Chicago’s New Luxury Condos Want to Be the City’s Greenest

Chicago’s first green residential tower aims to be the country’s most sustainable, the Chicago Tribune reported on Sunday.

The 62-story building, 340 on the Park, is expected to achieve a silver Leadership in Energy and Environmental Design (LEED) rating, LEED’s third highest.

It’s a commendable intent for the building, whose first goal seemed to be luxury living. When construction on the Randolph Street complex began in 2005, early designs revealed that 340 would be an elegant complex; unit floors are said to be bamboo, not wood; views include Grant Park and Millennium Park and Lake Michigan. Three bedroom units with a den, ranging from 2,750 to 4,010 square feet begin at $1,990,000.
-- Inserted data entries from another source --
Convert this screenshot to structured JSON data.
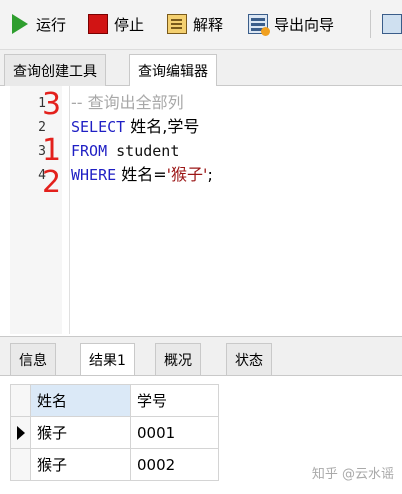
{
  "toolbar": {
    "run_label": "运行",
    "stop_label": "停止",
    "explain_label": "解释",
    "export_label": "导出向导"
  },
  "tabs": [
    {
      "label": "查询创建工具",
      "active": false
    },
    {
      "label": "查询编辑器",
      "active": true
    }
  ],
  "editor": {
    "lines": [
      {
        "number": "1",
        "comment": "-- 查询出全部列"
      },
      {
        "number": "2",
        "keyword": "SELECT",
        "rest": " 姓名,学号"
      },
      {
        "number": "3",
        "keyword": "FROM",
        "rest": " student"
      },
      {
        "number": "4",
        "keyword": "WHERE",
        "pre": " 姓名=",
        "string": "'猴子'",
        "post": ";"
      }
    ],
    "annotations": [
      "3",
      "1",
      "2"
    ]
  },
  "result_tabs": [
    {
      "label": "信息",
      "active": false
    },
    {
      "label": "结果1",
      "active": true
    },
    {
      "label": "概况",
      "active": false
    },
    {
      "label": "状态",
      "active": false
    }
  ],
  "result_table": {
    "columns": [
      "姓名",
      "学号"
    ],
    "rows": [
      [
        "猴子",
        "0001"
      ],
      [
        "猴子",
        "0002"
      ]
    ]
  },
  "watermark": "知乎 @云水谣",
  "colors": {
    "keyword": "#1f1fc4",
    "comment": "#a8a8a8",
    "string": "#9b1616",
    "annotation": "#e3201c",
    "run_icon": "#2e9e2e",
    "stop_icon": "#d11414"
  },
  "icons": {
    "run": "play-icon",
    "stop": "stop-icon",
    "explain": "explain-icon",
    "export": "export-wizard-icon"
  }
}
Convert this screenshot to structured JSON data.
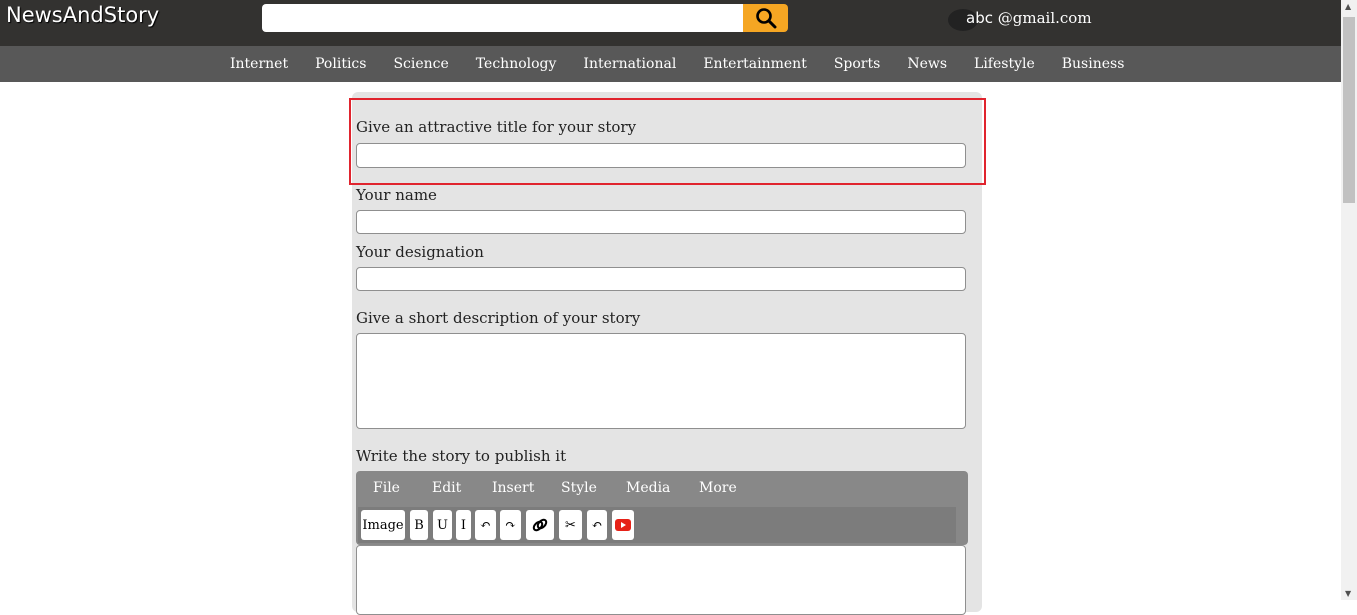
{
  "header": {
    "logo": "NewsAndStory",
    "search_placeholder": "",
    "user_prefix": "abc",
    "user_email": "@gmail.com"
  },
  "nav": [
    "Internet",
    "Politics",
    "Science",
    "Technology",
    "International",
    "Entertainment",
    "Sports",
    "News",
    "Lifestyle",
    "Business"
  ],
  "form": {
    "title_label": "Give an attractive title for your story",
    "name_label": "Your name",
    "designation_label": "Your designation",
    "description_label": "Give a short description of your story",
    "story_label": "Write the story to publish it"
  },
  "editor": {
    "menus": [
      "File",
      "Edit",
      "Insert",
      "Style",
      "Media",
      "More"
    ],
    "tools": {
      "image": "Image",
      "bold": "B",
      "underline": "U",
      "italic": "I",
      "undo": "↶",
      "redo": "↷",
      "link": "link-icon",
      "cut": "✂",
      "undo2": "↶",
      "youtube": "youtube-icon"
    }
  },
  "colors": {
    "topbar": "#333230",
    "navbar": "#585858",
    "search_button": "#f5a623",
    "highlight": "#e0242e",
    "youtube": "#e62117"
  }
}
At first glance, it might seem like an unusual project for Related Midwest, known for its work with landmark residential and commercial properties. Renovating architectural treasures from the past is a far cry from equipping a new building with ecological tools for the future; but that’s exactly what Related Midwest did with 340.

Wi-fi that works in the pool area, health club and lobby isn’t the only nod to modern life at 340 on the Park. The building also includes an 11,000 gallon tank that will collect rainwater used to irrigate its two plant-filled outdoor areas and fully-insulated windows, plus a multi-story indoor garden on floor 25.
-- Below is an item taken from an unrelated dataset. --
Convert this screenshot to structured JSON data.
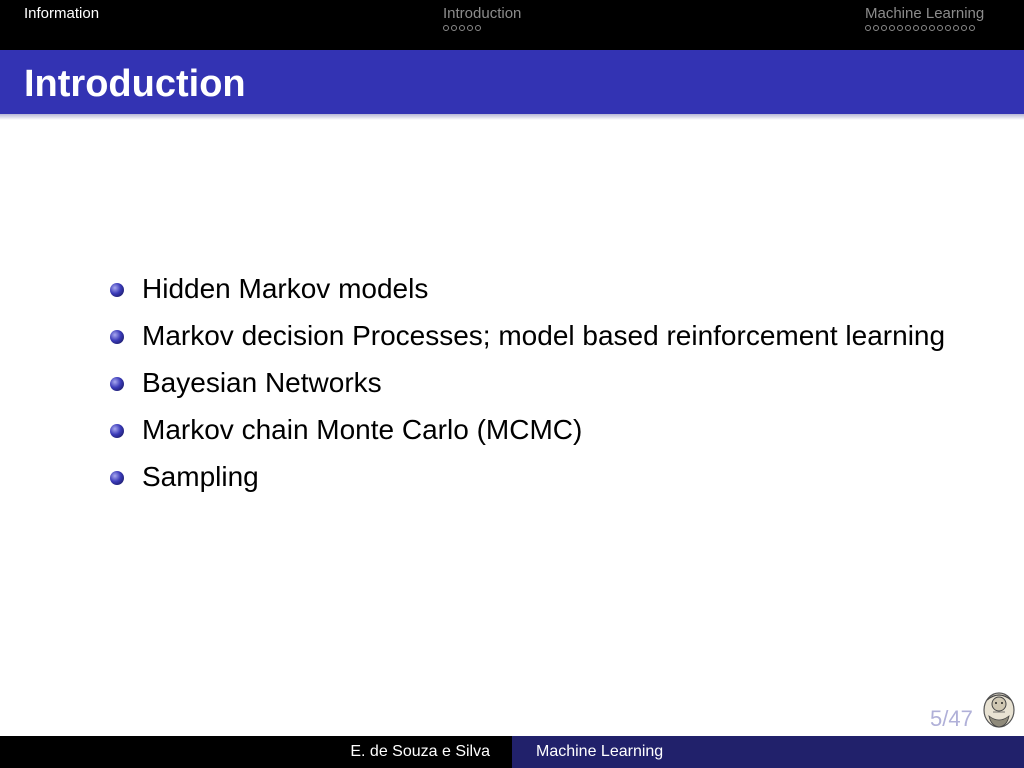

For a city as large as Chicago — which happens to be my home — residential construction is still going strong. (I can right now see three different under construction developments outside my living room window. And they all appear to be using jackhammers today.) I’m surprised more residential buildings haven’t sought silver LEED ratings. But I’m encouraged that the developers of this one did.

Local government has already gone green: A Cook County ordinance, passed in 2002, requires all new county buildings to be LEED certified. Related Midwest’s decision to add sustainability to its construction to-do list — giving it equal importance to luxury and look — is hopefully indicative of local developers beginning to embrace the trend. And soon, we’ll be known as much for our green design passion as for our pizza. (Well, maybe.)